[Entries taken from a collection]
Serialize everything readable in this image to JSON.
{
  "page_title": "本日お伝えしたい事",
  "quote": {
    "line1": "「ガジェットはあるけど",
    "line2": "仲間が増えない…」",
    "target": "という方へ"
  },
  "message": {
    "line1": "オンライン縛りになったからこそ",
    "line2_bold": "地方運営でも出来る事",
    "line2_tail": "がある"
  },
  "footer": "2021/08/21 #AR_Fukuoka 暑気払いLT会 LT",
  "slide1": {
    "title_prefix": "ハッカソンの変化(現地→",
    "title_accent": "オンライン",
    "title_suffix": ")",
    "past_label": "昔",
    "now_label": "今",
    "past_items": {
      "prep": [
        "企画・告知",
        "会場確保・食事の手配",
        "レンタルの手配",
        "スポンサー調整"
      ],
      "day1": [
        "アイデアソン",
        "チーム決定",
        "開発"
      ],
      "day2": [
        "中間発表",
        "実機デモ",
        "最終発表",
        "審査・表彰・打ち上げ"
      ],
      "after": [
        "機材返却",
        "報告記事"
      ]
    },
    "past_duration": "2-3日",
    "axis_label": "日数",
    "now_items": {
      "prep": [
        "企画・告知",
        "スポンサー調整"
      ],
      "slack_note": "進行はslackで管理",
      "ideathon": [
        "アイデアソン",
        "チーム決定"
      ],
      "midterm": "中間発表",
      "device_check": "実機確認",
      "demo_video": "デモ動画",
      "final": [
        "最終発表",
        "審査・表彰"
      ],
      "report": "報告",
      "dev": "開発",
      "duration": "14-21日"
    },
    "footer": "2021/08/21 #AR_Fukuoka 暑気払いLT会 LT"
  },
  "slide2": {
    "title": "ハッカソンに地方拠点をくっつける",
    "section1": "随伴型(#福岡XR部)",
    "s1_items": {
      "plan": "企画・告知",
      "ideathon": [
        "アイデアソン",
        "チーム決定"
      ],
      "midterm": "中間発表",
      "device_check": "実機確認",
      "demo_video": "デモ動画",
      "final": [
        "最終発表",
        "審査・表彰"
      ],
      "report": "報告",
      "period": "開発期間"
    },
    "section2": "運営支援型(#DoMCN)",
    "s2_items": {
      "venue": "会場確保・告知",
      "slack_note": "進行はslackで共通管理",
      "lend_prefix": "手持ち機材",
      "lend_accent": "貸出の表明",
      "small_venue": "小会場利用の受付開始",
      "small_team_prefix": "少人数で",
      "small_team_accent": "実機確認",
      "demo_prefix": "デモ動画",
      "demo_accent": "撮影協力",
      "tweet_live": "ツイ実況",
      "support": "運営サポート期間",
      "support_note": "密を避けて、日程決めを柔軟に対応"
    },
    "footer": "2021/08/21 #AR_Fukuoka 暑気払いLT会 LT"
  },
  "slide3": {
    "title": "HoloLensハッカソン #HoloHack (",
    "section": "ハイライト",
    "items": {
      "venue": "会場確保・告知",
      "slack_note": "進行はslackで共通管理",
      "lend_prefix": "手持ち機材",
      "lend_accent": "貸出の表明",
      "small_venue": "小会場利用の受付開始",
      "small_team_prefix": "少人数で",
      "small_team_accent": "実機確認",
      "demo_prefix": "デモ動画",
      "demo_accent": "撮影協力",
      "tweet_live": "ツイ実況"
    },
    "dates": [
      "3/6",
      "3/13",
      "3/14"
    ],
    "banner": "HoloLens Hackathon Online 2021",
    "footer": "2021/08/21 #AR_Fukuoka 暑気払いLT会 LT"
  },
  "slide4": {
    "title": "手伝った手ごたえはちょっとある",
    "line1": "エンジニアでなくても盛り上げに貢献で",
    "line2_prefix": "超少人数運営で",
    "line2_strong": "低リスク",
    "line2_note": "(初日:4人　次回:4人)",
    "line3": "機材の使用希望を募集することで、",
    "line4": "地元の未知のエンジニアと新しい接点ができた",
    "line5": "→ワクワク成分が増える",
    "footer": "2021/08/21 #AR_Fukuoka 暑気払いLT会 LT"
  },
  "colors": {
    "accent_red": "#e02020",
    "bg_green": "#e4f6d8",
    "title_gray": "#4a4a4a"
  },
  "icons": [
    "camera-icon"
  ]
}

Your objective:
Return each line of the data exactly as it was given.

Answer to this task:
Serialize everything readable in this image to JSON.
{
  "page_title": "本日お伝えしたい事",
  "quote": {
    "line1": "「ガジェットはあるけど",
    "line2": "仲間が増えない…」",
    "target": "という方へ"
  },
  "message": {
    "line1": "オンライン縛りになったからこそ",
    "line2_bold": "地方運営でも出来る事",
    "line2_tail": "がある"
  },
  "footer": "2021/08/21 #AR_Fukuoka 暑気払いLT会 LT",
  "slide1": {
    "title_prefix": "ハッカソンの変化(現地→",
    "title_accent": "オンライン",
    "title_suffix": ")",
    "past_label": "昔",
    "now_label": "今",
    "past_items": {
      "prep": [
        "企画・告知",
        "会場確保・食事の手配",
        "レンタルの手配",
        "スポンサー調整"
      ],
      "day1": [
        "アイデアソン",
        "チーム決定",
        "開発"
      ],
      "day2": [
        "中間発表",
        "実機デモ",
        "最終発表",
        "審査・表彰・打ち上げ"
      ],
      "after": [
        "機材返却",
        "報告記事"
      ]
    },
    "past_duration": "2-3日",
    "axis_label": "日数",
    "now_items": {
      "prep": [
        "企画・告知",
        "スポンサー調整"
      ],
      "slack_note": "進行はslackで管理",
      "ideathon": [
        "アイデアソン",
        "チーム決定"
      ],
      "midterm": "中間発表",
      "device_check": "実機確認",
      "demo_video": "デモ動画",
      "final": [
        "最終発表",
        "審査・表彰"
      ],
      "report": "報告",
      "dev": "開発",
      "duration": "14-21日"
    },
    "footer": "2021/08/21 #AR_Fukuoka 暑気払いLT会 LT"
  },
  "slide2": {
    "title": "ハッカソンに地方拠点をくっつける",
    "section1": "随伴型(#福岡XR部)",
    "s1_items": {
      "plan": "企画・告知",
      "ideathon": [
        "アイデアソン",
        "チーム決定"
      ],
      "midterm": "中間発表",
      "device_check": "実機確認",
      "demo_video": "デモ動画",
      "final": [
        "最終発表",
        "審査・表彰"
      ],
      "report": "報告",
      "period": "開発期間"
    },
    "section2": "運営支援型(#DoMCN)",
    "s2_items": {
      "venue": "会場確保・告知",
      "slack_note": "進行はslackで共通管理",
      "lend_prefix": "手持ち機材",
      "lend_accent": "貸出の表明",
      "small_venue": "小会場利用の受付開始",
      "small_team_prefix": "少人数で",
      "small_team_accent": "実機確認",
      "demo_prefix": "デモ動画",
      "demo_accent": "撮影協力",
      "tweet_live": "ツイ実況",
      "support": "運営サポート期間",
      "support_note": "密を避けて、日程決めを柔軟に対応"
    },
    "footer": "2021/08/21 #AR_Fukuoka 暑気払いLT会 LT"
  },
  "slide3": {
    "title": "HoloLensハッカソン #HoloHack (",
    "section": "ハイライト",
    "items": {
      "venue": "会場確保・告知",
      "slack_note": "進行はslackで共通管理",
      "lend_prefix": "手持ち機材",
      "lend_accent": "貸出の表明",
      "small_venue": "小会場利用の受付開始",
      "small_team_prefix": "少人数で",
      "small_team_accent": "実機確認",
      "demo_prefix": "デモ動画",
      "demo_accent": "撮影協力",
      "tweet_live": "ツイ実況"
    },
    "dates": [
      "3/6",
      "3/13",
      "3/14"
    ],
    "banner": "HoloLens Hackathon Online 2021",
    "footer": "2021/08/21 #AR_Fukuoka 暑気払いLT会 LT"
  },
  "slide4": {
    "title": "手伝った手ごたえはちょっとある",
    "line1": "エンジニアでなくても盛り上げに貢献で",
    "line2_prefix": "超少人数運営で",
    "line2_strong": "低リスク",
    "line2_note": "(初日:4人　次回:4人)",
    "line3": "機材の使用希望を募集することで、",
    "line4": "地元の未知のエンジニアと新しい接点ができた",
    "line5": "→ワクワク成分が増える",
    "footer": "2021/08/21 #AR_Fukuoka 暑気払いLT会 LT"
  },
  "colors": {
    "accent_red": "#e02020",
    "bg_green": "#e4f6d8",
    "title_gray": "#4a4a4a"
  },
  "icons": [
    "camera-icon"
  ]
}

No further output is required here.